71555044_1316fcdc3c_b-3789860

Autistic in the Pandemic: A Call to Action

Photo © Katie | Flickr / Creative Commons [image:Black-and-white photo of a person wearing a hoodie and pants, seen from behind near deciduous trees, reaching up and out to the sky.] Maxfield Sparrow unstrangemind.com In the recent WWI movie, 1917, there’s a scene where the reluctant hero encounters a woman hiding behind enemy lines, trying to shush a starving baby. The baby isn’t hers so her body is not equipped to feed it. Lance Corporal Schofield had stopped to fill his empty canteen with milk—the only fluid he could find that was safe to drink—earlier that day. Although we know almost nothing about his life at that point in the film, his words and actions with the baby suggest that Schofield is a father, himself.
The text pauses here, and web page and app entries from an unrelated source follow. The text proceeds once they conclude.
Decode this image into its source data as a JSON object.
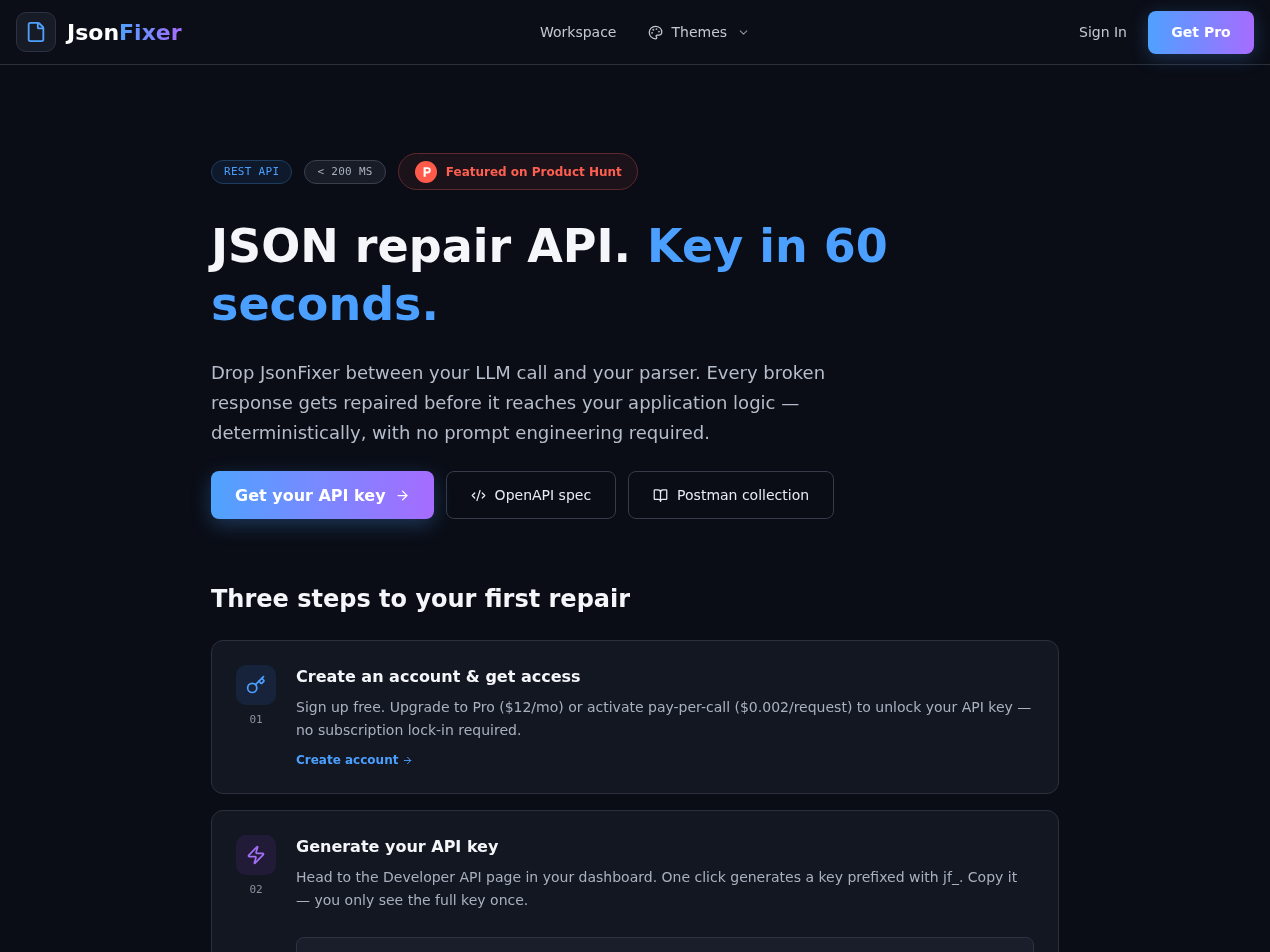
{
  "header": {
    "logo": {
      "text": "Json",
      "accent": "Fixer"
    },
    "nav": [
      {
        "label": "Workspace",
        "dropdown": false
      },
      {
        "label": "Themes",
        "dropdown": true
      }
    ],
    "sign_in": "Sign In",
    "cta": "Get Pro"
  },
  "hero": {
    "badges": [
      {
        "label": "REST API",
        "kind": "accent"
      },
      {
        "label": "< 200 MS",
        "kind": "muted"
      },
      {
        "label": "Featured on Product Hunt",
        "kind": "featured"
      }
    ],
    "title": "JSON repair API.",
    "title_accent": "Key in 60 seconds.",
    "description": "Drop JsonFixer between your LLM call and your parser. Every broken response gets repaired before it reaches your application logic — deterministically, with no prompt engineering required.",
    "buttons": [
      {
        "label": "Get your API key",
        "kind": "primary"
      },
      {
        "label": "OpenAPI spec",
        "kind": "secondary"
      },
      {
        "label": "Postman collection",
        "kind": "secondary"
      }
    ]
  },
  "steps": {
    "heading": "Three steps to your first repair",
    "items": [
      {
        "number": "01",
        "title": "Create an account & get access",
        "description": "Sign up free. Upgrade to Pro ($12/mo) or activate pay-per-call ($0.002/request) to unlock your API key — no subscription lock-in required.",
        "link": "Create account",
        "preview_window": false
      },
      {
        "number": "02",
        "title": "Generate your API key",
        "description": "Head to the Developer API page in your dashboard. One click generates a key prefixed with jf_. Copy it — you only see the full key once.",
        "preview_window": true
      }
    ]
  }
}
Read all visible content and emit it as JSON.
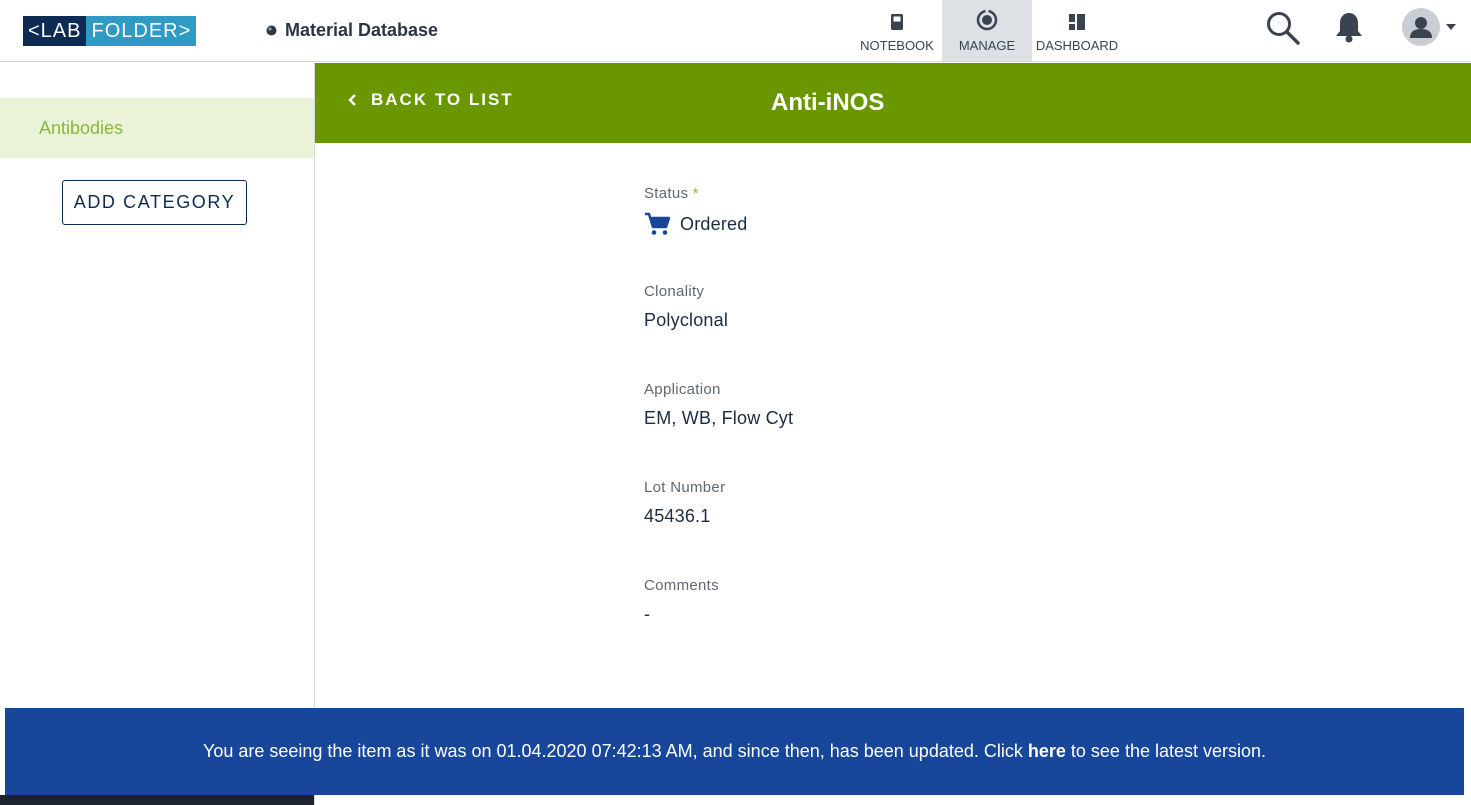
{
  "brand": {
    "logo_left": "<LAB",
    "logo_right": "FOLDER>"
  },
  "breadcrumb": {
    "title": "Material Database"
  },
  "nav": {
    "tabs": [
      {
        "label": "NOTEBOOK",
        "icon": "notebook-icon"
      },
      {
        "label": "MANAGE",
        "icon": "manage-icon",
        "active": true
      },
      {
        "label": "DASHBOARD",
        "icon": "dashboard-icon"
      }
    ]
  },
  "sidebar": {
    "categories": [
      {
        "label": "Antibodies",
        "selected": true
      }
    ],
    "add_category_label": "ADD CATEGORY"
  },
  "header": {
    "back_label": "BACK TO LIST",
    "item_title": "Anti-iNOS"
  },
  "fields": [
    {
      "label": "Status",
      "required_mark": "*",
      "value": "Ordered",
      "icon": "cart-icon"
    },
    {
      "label": "Clonality",
      "value": "Polyclonal"
    },
    {
      "label": "Application",
      "value": "EM, WB, Flow Cyt"
    },
    {
      "label": "Lot Number",
      "value": "45436.1"
    },
    {
      "label": "Comments",
      "value": "-"
    }
  ],
  "notice": {
    "text_before": "You are seeing the item as it was on 01.04.2020 07:42:13 AM, and since then, has been updated. Click",
    "link_label": "here",
    "text_after": "to see the latest version."
  },
  "colors": {
    "accent_green": "#6a9700",
    "selected_bg": "#eaf3d7",
    "selected_text": "#8cb63c",
    "brand_navy": "#0d2b52",
    "brand_teal": "#2f9bc4",
    "notice_blue": "#17469b",
    "status_icon": "#17469b"
  }
}
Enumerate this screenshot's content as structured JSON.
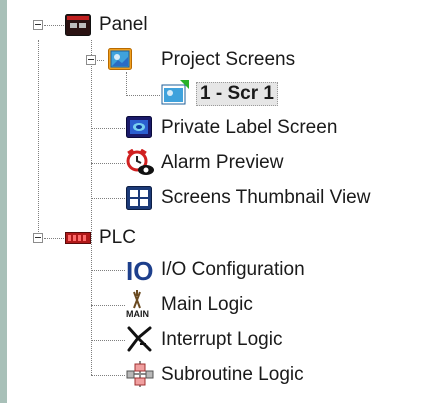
{
  "tree": {
    "panel": {
      "label": "Panel",
      "children": {
        "project_screens": {
          "label": "Project Screens",
          "children": {
            "scr1": {
              "label": "1 - Scr 1"
            }
          }
        },
        "private_label_screen": {
          "label": "Private Label Screen"
        },
        "alarm_preview": {
          "label": "Alarm Preview"
        },
        "screens_thumbnail_view": {
          "label": "Screens Thumbnail View"
        }
      }
    },
    "plc": {
      "label": "PLC",
      "children": {
        "io_configuration": {
          "label": "I/O Configuration",
          "icon_text": "IO"
        },
        "main_logic": {
          "label": "Main Logic",
          "icon_text": "MAIN"
        },
        "interrupt_logic": {
          "label": "Interrupt Logic"
        },
        "subroutine_logic": {
          "label": "Subroutine Logic"
        }
      }
    }
  }
}
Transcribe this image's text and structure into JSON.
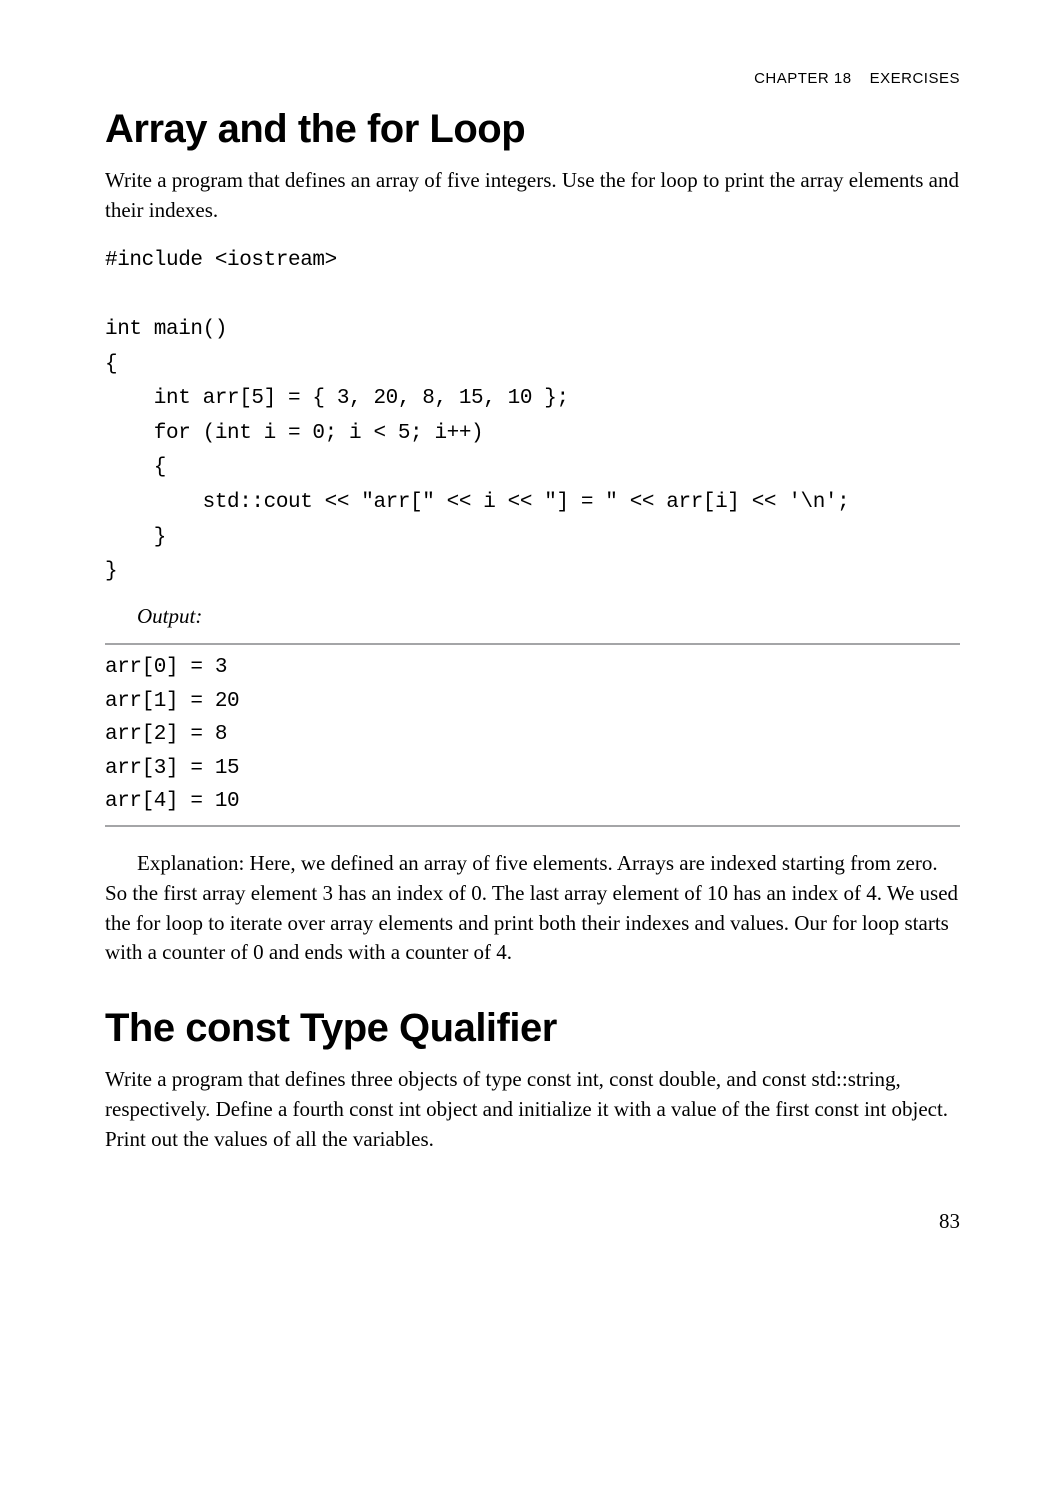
{
  "header": {
    "chapter": "CHAPTER 18",
    "title": "EXERCISES"
  },
  "section1": {
    "heading": "Array and the for Loop",
    "intro": "Write a program that defines an array of five integers. Use the for loop to print the array elements and their indexes.",
    "code": "#include <iostream>\n\nint main()\n{\n    int arr[5] = { 3, 20, 8, 15, 10 };\n    for (int i = 0; i < 5; i++)\n    {\n        std::cout << \"arr[\" << i << \"] = \" << arr[i] << '\\n';\n    }\n}",
    "output_label": "Output:",
    "output": "arr[0] = 3\narr[1] = 20\narr[2] = 8\narr[3] = 15\narr[4] = 10",
    "explanation": "Explanation: Here, we defined an array of five elements. Arrays are indexed starting from zero. So the first array element 3 has an index of 0. The last array element of 10 has an index of 4. We used the for loop to iterate over array elements and print both their indexes and values. Our for loop starts with a counter of 0 and ends with a counter of 4."
  },
  "section2": {
    "heading": "The const Type Qualifier",
    "intro": "Write a program that defines three objects of type const int, const double, and const std::string, respectively. Define a fourth const int object and initialize it with a value of the first const int object. Print out the values of all the variables."
  },
  "page_number": "83"
}
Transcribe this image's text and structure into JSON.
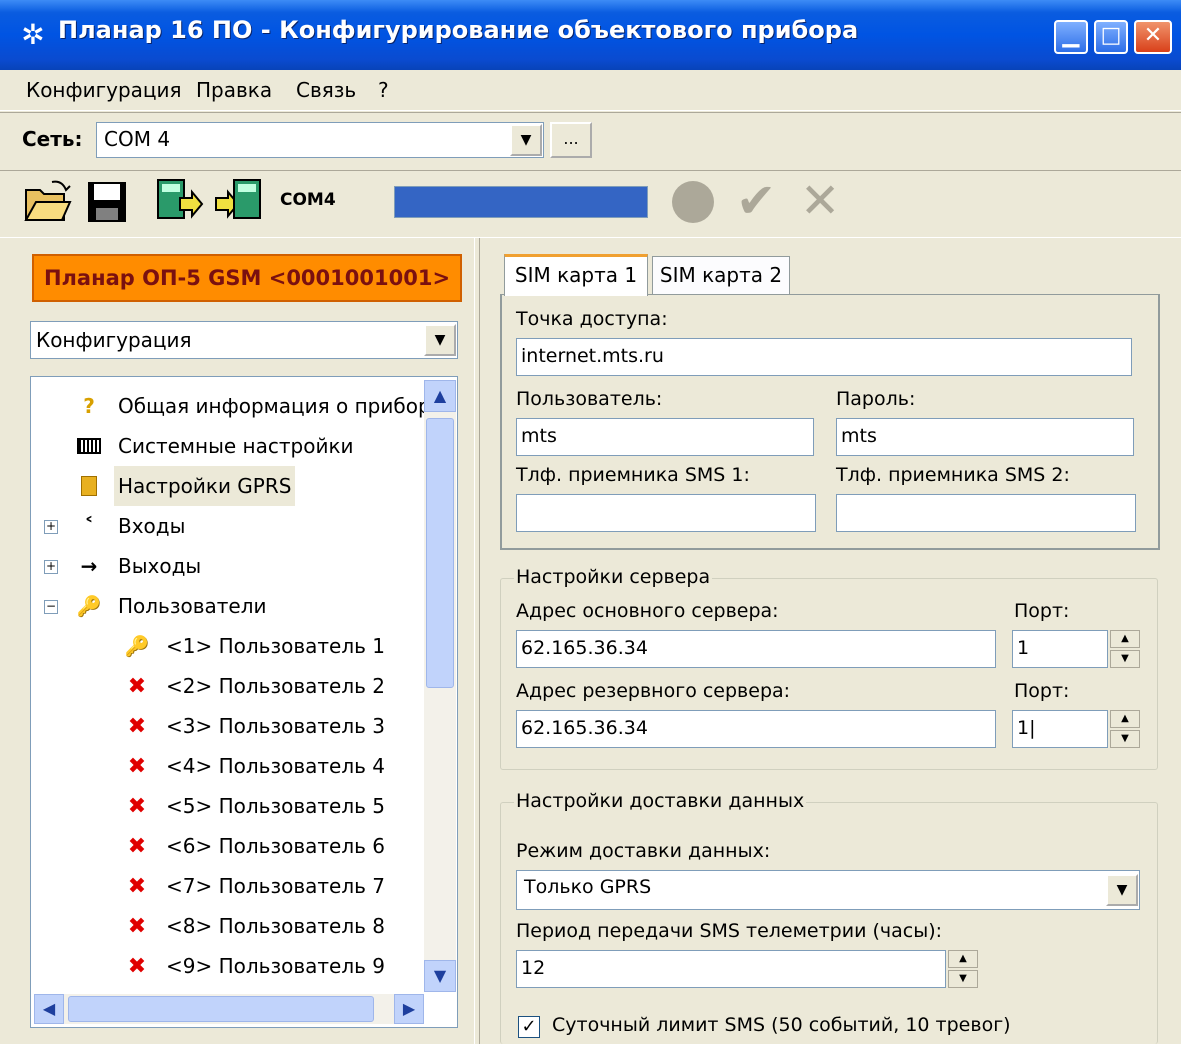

He gives the milk to the woman and seems grateful to be able to do so. There is a lesson here. None of us are…

img_3417-3596487

“I think we all need people in our lives who share our identities”: The Power of Autistic Mentorship

Photo courtesy Anne Borden [image: Two white people: A boy with medium-short dark blond hair, and a woman with short dark brown hair, posing for the camera. They are sitting on a wooden bench next to a large bush.] Anne Borden and Raya Shields live in Toronto, where Raya is an autistic mentor to Anne’s son Baxter. Both Anne and Raya are members of Autistics for Autistics (A4A), an autistic self-advocacy organization. In this conversation, they discuss autistic mentorship: what it is, why it’s important, and how we can forge new approaches to autism through autistic-led and directed projects. —- Anne: Raya, how would you describe what you do? Is it autistic mentorship, or what term would you use? Raya: I refer to myself as a mentor and to the work that I do with children and young people as mentorship. I also have my Bachelor of Arts in Child…

ann2bmemmott2b2brude2bgraphic-4211147

Ridiculously Misguided Autism Research Strikes Again!

Ann Memmott annsautism.blogspot.com In the recent Lancet article The gut microbiome in neurological disorders by Cryan et al, confused researchers have mistaken reducing stomach pain for curing autism (yet again). Now, autism researchers, when was the last time you had a hurty tum? How was your behaviour? Having an ‘aha!’ moment now? Thank you. If you want a hint of the joys within the Lancet paper: it references Tomova et al’s 2015 paper Gastrointestinal microbiota in children with autism in Slovakia, which involves nine autistic children ages 2-9, in an unblinded study (meaning they knew which kids got the probiotic supplement) and parent reports of “behaviour.” Apparently after the treatment autistic children showed less “challenging behaviour” which led to the the supposition that “…appropriate… microbiota is required for normal social development.” The problem is that autism isn’t a behaviour, any more than being Deaf is a “behaviour.” The cited quest to…

21431069418_207bdca2e3_k-5393653

How to Create Social Groups for Autistic Teens and Adults

Photo © Jonathan Nowak | Flickr / Creative Commons [image: Adults of varied races sitting and standing around a gaming table.] Jeff at Spectrum Disordered www.facebook.com/asdisordered I have a long history with successful autistic social groups. I started my first in 2006, and although I moved out of the area eight years ago, it remains thriving and still operates under the same general principles. I’ve started several groups in rural areas (where people tell me “there isn’t enough interested people to make this work”). Putting a social group or club together doesn’t have to be super complex, but I think people need to have a clear sense of what it is and what it is not. If you are looking at setting up your own, I would offer the following guidelines. The Social Group is the Speed Date Speed Dating is a type of get-together in which people interested in…